Each of the entries beneath this task should be written out exactly.

····················

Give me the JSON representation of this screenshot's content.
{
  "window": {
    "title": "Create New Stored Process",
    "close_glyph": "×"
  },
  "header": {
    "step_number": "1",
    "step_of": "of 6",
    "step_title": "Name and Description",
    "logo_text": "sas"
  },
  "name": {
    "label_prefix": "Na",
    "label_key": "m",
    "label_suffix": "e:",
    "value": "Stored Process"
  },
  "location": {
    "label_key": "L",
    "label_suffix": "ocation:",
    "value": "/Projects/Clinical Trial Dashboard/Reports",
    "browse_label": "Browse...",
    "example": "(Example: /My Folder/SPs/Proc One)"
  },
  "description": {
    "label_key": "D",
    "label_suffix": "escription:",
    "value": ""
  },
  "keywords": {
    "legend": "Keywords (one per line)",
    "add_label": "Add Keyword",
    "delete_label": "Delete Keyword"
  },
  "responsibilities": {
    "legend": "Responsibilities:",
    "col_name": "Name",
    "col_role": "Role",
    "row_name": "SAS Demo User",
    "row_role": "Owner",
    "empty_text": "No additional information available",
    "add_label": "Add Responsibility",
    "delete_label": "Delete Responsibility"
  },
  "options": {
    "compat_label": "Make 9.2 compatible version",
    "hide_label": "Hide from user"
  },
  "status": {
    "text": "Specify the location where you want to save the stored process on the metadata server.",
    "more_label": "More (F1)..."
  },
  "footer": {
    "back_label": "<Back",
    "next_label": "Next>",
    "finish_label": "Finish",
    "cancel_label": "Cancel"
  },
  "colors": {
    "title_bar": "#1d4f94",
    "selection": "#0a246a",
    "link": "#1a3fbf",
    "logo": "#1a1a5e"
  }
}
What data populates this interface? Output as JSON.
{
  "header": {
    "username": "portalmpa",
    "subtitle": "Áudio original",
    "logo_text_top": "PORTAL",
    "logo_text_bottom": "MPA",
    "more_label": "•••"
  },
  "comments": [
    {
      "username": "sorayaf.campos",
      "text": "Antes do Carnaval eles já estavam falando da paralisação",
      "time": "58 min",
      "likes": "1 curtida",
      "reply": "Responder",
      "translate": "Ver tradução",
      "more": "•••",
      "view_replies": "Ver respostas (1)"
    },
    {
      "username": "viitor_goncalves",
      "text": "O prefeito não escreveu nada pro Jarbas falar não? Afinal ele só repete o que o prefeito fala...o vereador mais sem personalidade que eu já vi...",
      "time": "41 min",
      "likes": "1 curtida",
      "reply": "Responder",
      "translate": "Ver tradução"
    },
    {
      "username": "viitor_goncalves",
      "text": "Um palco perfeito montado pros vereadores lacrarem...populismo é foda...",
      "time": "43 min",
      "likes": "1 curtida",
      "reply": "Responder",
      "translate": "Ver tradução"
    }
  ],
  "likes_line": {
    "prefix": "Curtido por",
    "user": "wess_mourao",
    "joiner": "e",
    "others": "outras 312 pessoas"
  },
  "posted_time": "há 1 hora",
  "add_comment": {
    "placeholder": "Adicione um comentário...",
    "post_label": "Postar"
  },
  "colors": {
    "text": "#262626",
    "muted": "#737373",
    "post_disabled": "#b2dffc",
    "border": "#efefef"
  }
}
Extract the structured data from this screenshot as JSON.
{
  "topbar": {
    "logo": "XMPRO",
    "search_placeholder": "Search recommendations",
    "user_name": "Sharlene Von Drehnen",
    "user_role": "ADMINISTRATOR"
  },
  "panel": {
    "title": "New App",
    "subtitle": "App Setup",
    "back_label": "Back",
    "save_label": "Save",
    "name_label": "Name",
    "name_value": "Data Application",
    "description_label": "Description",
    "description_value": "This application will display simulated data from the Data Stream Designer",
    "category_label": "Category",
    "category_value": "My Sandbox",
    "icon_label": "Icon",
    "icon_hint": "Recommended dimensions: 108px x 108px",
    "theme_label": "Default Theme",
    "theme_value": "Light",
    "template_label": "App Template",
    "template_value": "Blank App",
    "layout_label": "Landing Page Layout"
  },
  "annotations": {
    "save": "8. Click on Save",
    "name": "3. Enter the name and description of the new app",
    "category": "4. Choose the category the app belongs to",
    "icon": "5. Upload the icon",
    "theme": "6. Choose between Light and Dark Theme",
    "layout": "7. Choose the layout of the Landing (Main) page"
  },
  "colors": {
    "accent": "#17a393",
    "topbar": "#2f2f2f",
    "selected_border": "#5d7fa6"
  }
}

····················

## Output for this task
Give me the JSON representation of this screenshot's content.
{
  "window": {
    "title": "Create New Stored Process",
    "close_glyph": "×"
  },
  "header": {
    "step_number": "1",
    "step_of": "of 6",
    "step_title": "Name and Description",
    "logo_text": "sas"
  },
  "name": {
    "label_prefix": "Na",
    "label_key": "m",
    "label_suffix": "e:",
    "value": "Stored Process"
  },
  "location": {
    "label_key": "L",
    "label_suffix": "ocation:",
    "value": "/Projects/Clinical Trial Dashboard/Reports",
    "browse_label": "Browse...",
    "example": "(Example: /My Folder/SPs/Proc One)"
  },
  "description": {
    "label_key": "D",
    "label_suffix": "escription:",
    "value": ""
  },
  "keywords": {
    "legend": "Keywords (one per line)",
    "add_label": "Add Keyword",
    "delete_label": "Delete Keyword"
  },
  "responsibilities": {
    "legend": "Responsibilities:",
    "col_name": "Name",
    "col_role": "Role",
    "row_name": "SAS Demo User",
    "row_role": "Owner",
    "empty_text": "No additional information available",
    "add_label": "Add Responsibility",
    "delete_label": "Delete Responsibility"
  },
  "options": {
    "compat_label": "Make 9.2 compatible version",
    "hide_label": "Hide from user"
  },
  "status": {
    "text": "Specify the location where you want to save the stored process on the metadata server.",
    "more_label": "More (F1)..."
  },
  "footer": {
    "back_label": "<Back",
    "next_label": "Next>",
    "finish_label": "Finish",
    "cancel_label": "Cancel"
  },
  "colors": {
    "title_bar": "#1d4f94",
    "selection": "#0a246a",
    "link": "#1a3fbf",
    "logo": "#1a1a5e"
  }
}
What data populates this interface? Output as JSON.
{
  "header": {
    "username": "portalmpa",
    "subtitle": "Áudio original",
    "logo_text_top": "PORTAL",
    "logo_text_bottom": "MPA",
    "more_label": "•••"
  },
  "comments": [
    {
      "username": "sorayaf.campos",
      "text": "Antes do Carnaval eles já estavam falando da paralisação",
      "time": "58 min",
      "likes": "1 curtida",
      "reply": "Responder",
      "translate": "Ver tradução",
      "more": "•••",
      "view_replies": "Ver respostas (1)"
    },
    {
      "username": "viitor_goncalves",
      "text": "O prefeito não escreveu nada pro Jarbas falar não? Afinal ele só repete o que o prefeito fala...o vereador mais sem personalidade que eu já vi...",
      "time": "41 min",
      "likes": "1 curtida",
      "reply": "Responder",
      "translate": "Ver tradução"
    },
    {
      "username": "viitor_goncalves",
      "text": "Um palco perfeito montado pros vereadores lacrarem...populismo é foda...",
      "time": "43 min",
      "likes": "1 curtida",
      "reply": "Responder",
      "translate": "Ver tradução"
    }
  ],
  "likes_line": {
    "prefix": "Curtido por",
    "user": "wess_mourao",
    "joiner": "e",
    "others": "outras 312 pessoas"
  },
  "posted_time": "há 1 hora",
  "add_comment": {
    "placeholder": "Adicione um comentário...",
    "post_label": "Postar"
  },
  "colors": {
    "text": "#262626",
    "muted": "#737373",
    "post_disabled": "#b2dffc",
    "border": "#efefef"
  }
}
Extract the structured data from this screenshot as JSON.
{
  "topbar": {
    "logo": "XMPRO",
    "search_placeholder": "Search recommendations",
    "user_name": "Sharlene Von Drehnen",
    "user_role": "ADMINISTRATOR"
  },
  "panel": {
    "title": "New App",
    "subtitle": "App Setup",
    "back_label": "Back",
    "save_label": "Save",
    "name_label": "Name",
    "name_value": "Data Application",
    "description_label": "Description",
    "description_value": "This application will display simulated data from the Data Stream Designer",
    "category_label": "Category",
    "category_value": "My Sandbox",
    "icon_label": "Icon",
    "icon_hint": "Recommended dimensions: 108px x 108px",
    "theme_label": "Default Theme",
    "theme_value": "Light",
    "template_label": "App Template",
    "template_value": "Blank App",
    "layout_label": "Landing Page Layout"
  },
  "annotations": {
    "save": "8. Click on Save",
    "name": "3. Enter the name and description of the new app",
    "category": "4. Choose the category the app belongs to",
    "icon": "5. Upload the icon",
    "theme": "6. Choose between Light and Dark Theme",
    "layout": "7. Choose the layout of the Landing (Main) page"
  },
  "colors": {
    "accent": "#17a393",
    "topbar": "#2f2f2f",
    "selected_border": "#5d7fa6"
  }
}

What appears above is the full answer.